Below are some records; copy each line in them that contains "sticker".

━━ DATA SHOWN

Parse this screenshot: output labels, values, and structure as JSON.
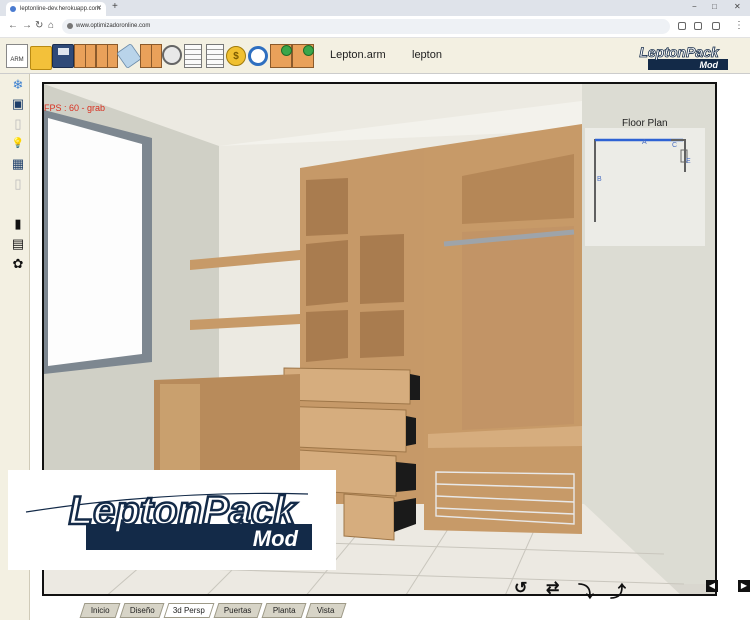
{
  "browser": {
    "tab_title": "leptonline-dev.herokuapp.com",
    "new_tab": "+",
    "url": "www.optimizadoronline.com",
    "win_minimize": "−",
    "win_maximize": "□",
    "win_close": "✕"
  },
  "toolbar": {
    "arm_label": "Lepton.arm",
    "user_label": "lepton",
    "new_doc_text": "ARM",
    "coin_text": "$",
    "icons": [
      "arm-doc-icon",
      "open-folder-icon",
      "save-disk-icon",
      "cabinet-icon",
      "cabinet-door-icon",
      "eraser-icon",
      "rotate-view-icon",
      "cabinet-frame-icon",
      "report-icon",
      "list-icon",
      "price-coin-icon",
      "refresh-icon",
      "cabinet-settings-icon",
      "cabinet-green-icon"
    ]
  },
  "logo": {
    "line1": "LeptonPack",
    "line2": "Mod"
  },
  "sidebar": {
    "items": [
      {
        "name": "3d-cube-icon",
        "glyph": "❄"
      },
      {
        "name": "hd-screen-icon",
        "glyph": "▣"
      },
      {
        "name": "fridge-icon",
        "glyph": "▯"
      },
      {
        "name": "lightbulb-icon",
        "glyph": "💡"
      },
      {
        "name": "window-icon",
        "glyph": "▦"
      },
      {
        "name": "door-light-icon",
        "glyph": "▯"
      },
      {
        "name": "door-dark-icon",
        "glyph": "▮"
      },
      {
        "name": "film-icon",
        "glyph": "▤"
      },
      {
        "name": "plant-icon",
        "glyph": "✿"
      }
    ]
  },
  "viewport": {
    "fps_text": "FPS : 60 - grab",
    "floor_plan_title": "Floor Plan",
    "floor_plan_labels": {
      "a": "A",
      "b": "B",
      "c": "C",
      "e": "E"
    }
  },
  "view_controls": {
    "undo": "↺",
    "swap": "⇄",
    "down": "⤵",
    "up": "⤴",
    "prev": "◀",
    "next": "▶"
  },
  "tabs": [
    {
      "label": "Inicio",
      "active": false
    },
    {
      "label": "Diseño",
      "active": false
    },
    {
      "label": "3d Persp",
      "active": true
    },
    {
      "label": "Puertas",
      "active": false
    },
    {
      "label": "Planta",
      "active": false
    },
    {
      "label": "Vista",
      "active": false
    }
  ]
}
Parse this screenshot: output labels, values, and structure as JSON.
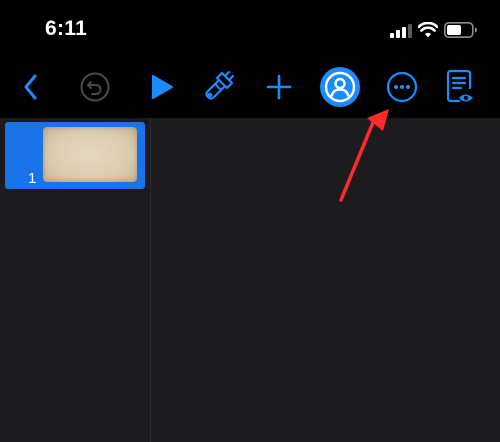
{
  "status_bar": {
    "time": "6:11"
  },
  "toolbar": {
    "buttons": [
      {
        "name": "back",
        "icon": "chevron-left-icon"
      },
      {
        "name": "undo",
        "icon": "undo-icon"
      },
      {
        "name": "play",
        "icon": "play-icon"
      },
      {
        "name": "format",
        "icon": "paintbrush-icon"
      },
      {
        "name": "add",
        "icon": "plus-icon"
      },
      {
        "name": "collaborate",
        "icon": "person-circle-icon"
      },
      {
        "name": "more",
        "icon": "ellipsis-circle-icon"
      },
      {
        "name": "view",
        "icon": "document-view-icon"
      }
    ]
  },
  "navigator": {
    "slides": [
      {
        "number": "1",
        "selected": true
      }
    ]
  },
  "colors": {
    "accent": "#1a8cff",
    "selection": "#1a73e8",
    "background": "#1c1c1e",
    "toolbar_background": "#000000",
    "annotation": "#ff2a2a"
  }
}
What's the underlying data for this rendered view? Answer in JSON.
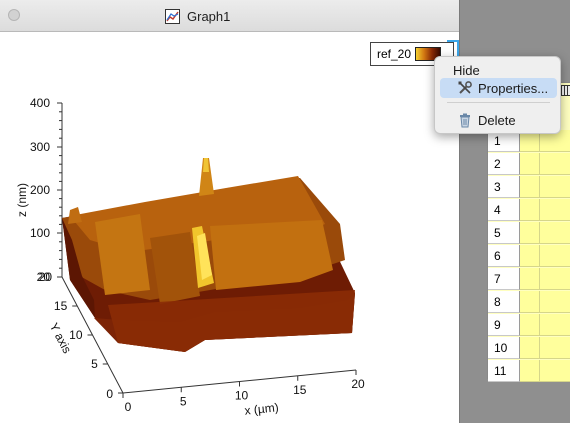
{
  "window": {
    "title": "Graph1"
  },
  "legend": {
    "label": "ref_20"
  },
  "context_menu": {
    "items": [
      {
        "label": "Hide",
        "icon": ""
      },
      {
        "label": "Properties...",
        "icon": "wrench-screwdriver-icon",
        "highlighted": true
      },
      {
        "label": "Delete",
        "icon": "trash-icon"
      }
    ]
  },
  "sheet": {
    "row_numbers": [
      "1",
      "2",
      "3",
      "4",
      "5",
      "6",
      "7",
      "8",
      "9",
      "10",
      "11"
    ]
  },
  "chart_data": {
    "type": "surface",
    "xlabel": "x (µm)",
    "ylabel": "Y axis",
    "zlabel": "z (nm)",
    "x_ticks": [
      "0",
      "5",
      "10",
      "15",
      "20"
    ],
    "y_ticks": [
      "0",
      "5",
      "10",
      "15",
      "20"
    ],
    "z_ticks": [
      "20",
      "100",
      "200",
      "300",
      "400"
    ],
    "xlim": [
      0,
      20
    ],
    "ylim": [
      0,
      20
    ],
    "zlim": [
      20,
      400
    ],
    "colormap": [
      "#f4d030",
      "#d27812",
      "#8a2a06",
      "#3a0a00"
    ]
  }
}
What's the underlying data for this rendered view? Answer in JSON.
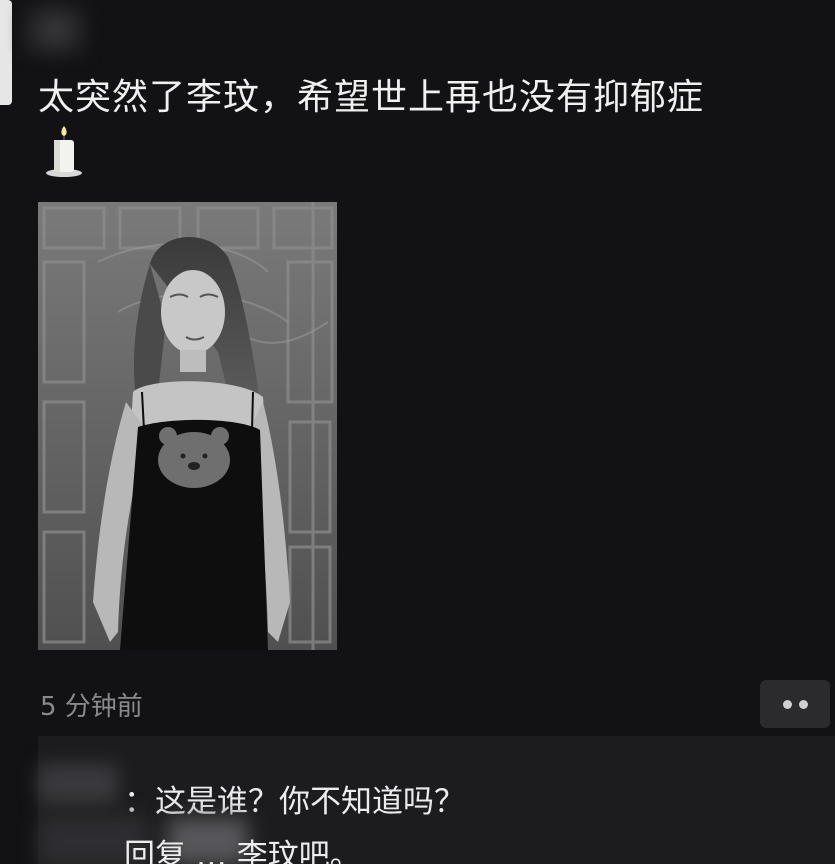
{
  "post": {
    "text": "太突然了李玟，希望世上再也没有抑郁症",
    "emoji": "candle-icon"
  },
  "photo": {
    "description_icon": "bear-sticker-icon"
  },
  "meta": {
    "time": "5 分钟前"
  },
  "actions": {
    "more_icon": "more-dots-icon"
  },
  "comments": [
    {
      "text": "：这是谁？你不知道吗？"
    },
    {
      "text": "回复 … 李玟吧。"
    }
  ],
  "colors": {
    "background": "#121214",
    "text": "#f0f0f0",
    "muted": "#8a8a8e",
    "comment_bg": "#1c1c1f"
  }
}
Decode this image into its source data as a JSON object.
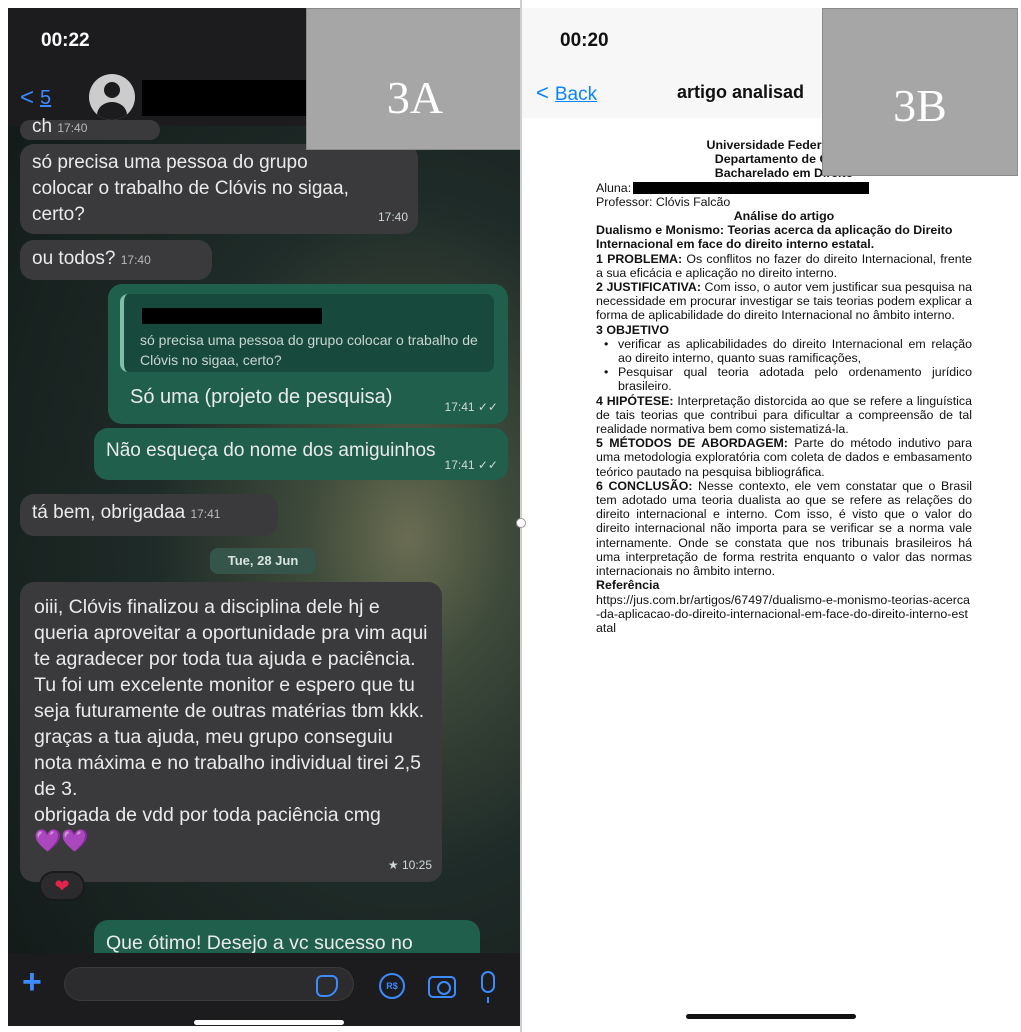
{
  "chat": {
    "status_time": "00:22",
    "back_count": "5",
    "label": "3A",
    "messages": {
      "m0_text": "ch",
      "m0_time": "17:40",
      "m1_text": "só precisa uma pessoa do grupo colocar o trabalho de Clóvis no sigaa, certo?",
      "m1_time": "17:40",
      "m2_text": "ou todos?",
      "m2_time": "17:40",
      "m3_quote": "só precisa uma pessoa do grupo colocar o trabalho de Clóvis no sigaa, certo?",
      "m3_text": "Só uma (projeto de pesquisa)",
      "m3_time": "17:41 ✓✓",
      "m4_text": "Não esqueça do nome dos amiguinhos",
      "m4_time": "17:41 ✓✓",
      "m5_text": "tá bem, obrigadaa",
      "m5_time": "17:41",
      "date_separator": "Tue, 28 Jun",
      "m6_text": "oiii, Clóvis finalizou a disciplina dele hj e queria aproveitar a oportunidade pra vim aqui te agradecer por toda tua ajuda e paciência. Tu foi um excelente monitor e espero que tu seja futuramente de outras matérias tbm kkk. graças a tua ajuda, meu grupo conseguiu nota máxima e no trabalho individual tirei 2,5 de  3.",
      "m6_text2": "obrigada de vdd por toda paciência cmg",
      "m6_emoji": "💜💜",
      "m6_time": "★ 10:25",
      "m6_reaction": "❤",
      "m7_text": "Que ótimo! Desejo a vc sucesso no"
    },
    "composer_icons": [
      "plus-icon",
      "sticker-icon",
      "pix-icon",
      "camera-icon",
      "mic-icon"
    ],
    "pix_label": "R$"
  },
  "doc": {
    "status_time": "00:20",
    "back_label": "Back",
    "nav_title": "artigo analisad",
    "label": "3B",
    "header1": "Universidade Federal da P",
    "header2": "Departamento de Ciênc",
    "header3": "Bacharelado em Direito",
    "aluna_label": "Aluna:",
    "professor": "Professor: Clóvis Falcão",
    "section_title": "Análise do artigo",
    "article_title": "Dualismo e Monismo: Teorias acerca da aplicação do Direito Internacional em face do direito interno estatal.",
    "p1_label": "1 PROBLEMA:",
    "p1_text": " Os conflitos no fazer do direito Internacional, frente a sua eficácia e aplicação no direito interno.",
    "p2_label": "2 JUSTIFICATIVA:",
    "p2_text": " Com isso, o autor vem justificar sua pesquisa na necessidade em procurar investigar se tais teorias podem explicar a forma de aplicabilidade do direito Internacional no âmbito interno.",
    "p3_label": "3 OBJETIVO",
    "p3_item1": "verificar as aplicabilidades do direito Internacional em relação ao direito interno, quanto suas ramificações,",
    "p3_item2": "Pesquisar qual teoria adotada pelo ordenamento jurídico brasileiro.",
    "p4_label": "4 HIPÓTESE:",
    "p4_text": " Interpretação distorcida ao que se refere a linguística  de tais teorias que contribui para dificultar a compreensão de tal realidade normativa bem como sistematizá-la.",
    "p5_label": "5 MÉTODOS DE ABORDAGEM:",
    "p5_text": " Parte do método indutivo para uma metodologia exploratória com coleta de dados e embasamento teórico pautado na pesquisa bibliográfica.",
    "p6_label": "6 CONCLUSÃO:",
    "p6_text": " Nesse contexto, ele vem constatar que o Brasil  tem adotado uma teoria dualista ao que se refere as relações do direito internacional e interno. Com isso, é visto que o valor do direito internacional não importa para se verificar se a norma vale internamente. Onde se constata que nos tribunais brasileiros há uma interpretação de forma restrita enquanto o valor das normas internacionais no âmbito interno.",
    "ref_label": "Referência",
    "ref_url": "https://jus.com.br/artigos/67497/dualismo-e-monismo-teorias-acerca-da-aplicacao-do-direito-internacional-em-face-do-direito-interno-estatal"
  }
}
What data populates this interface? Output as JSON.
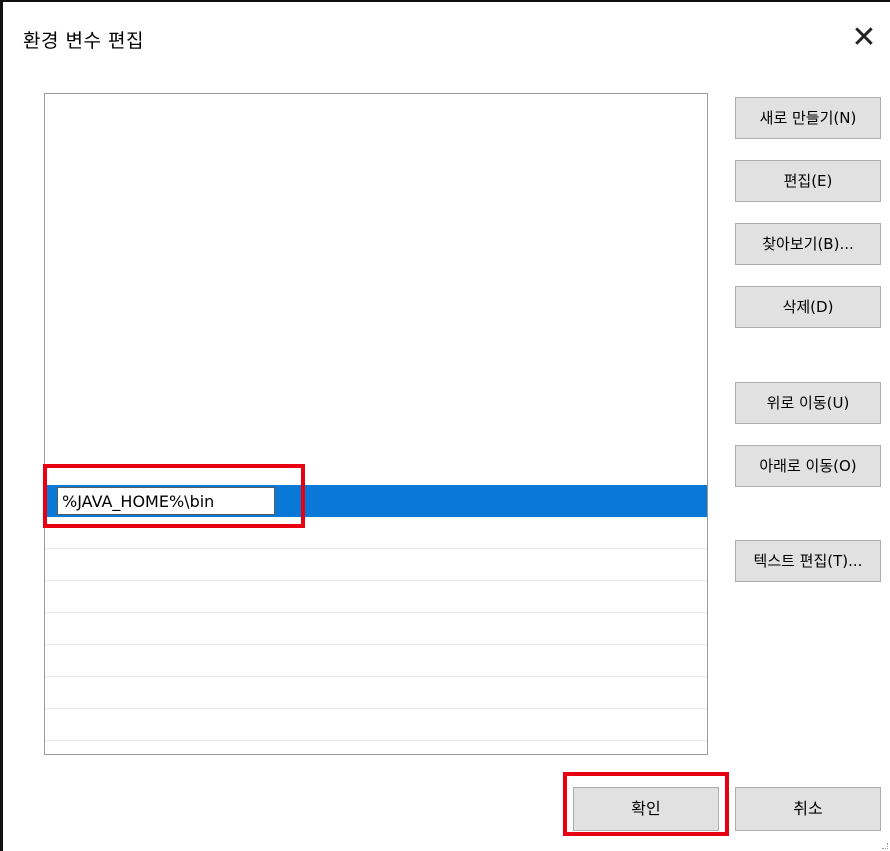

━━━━

• RESPONSE FOR THIS EXERCISE:
    "description_icon": "bear-sticker-icon"
      "sticker-icon",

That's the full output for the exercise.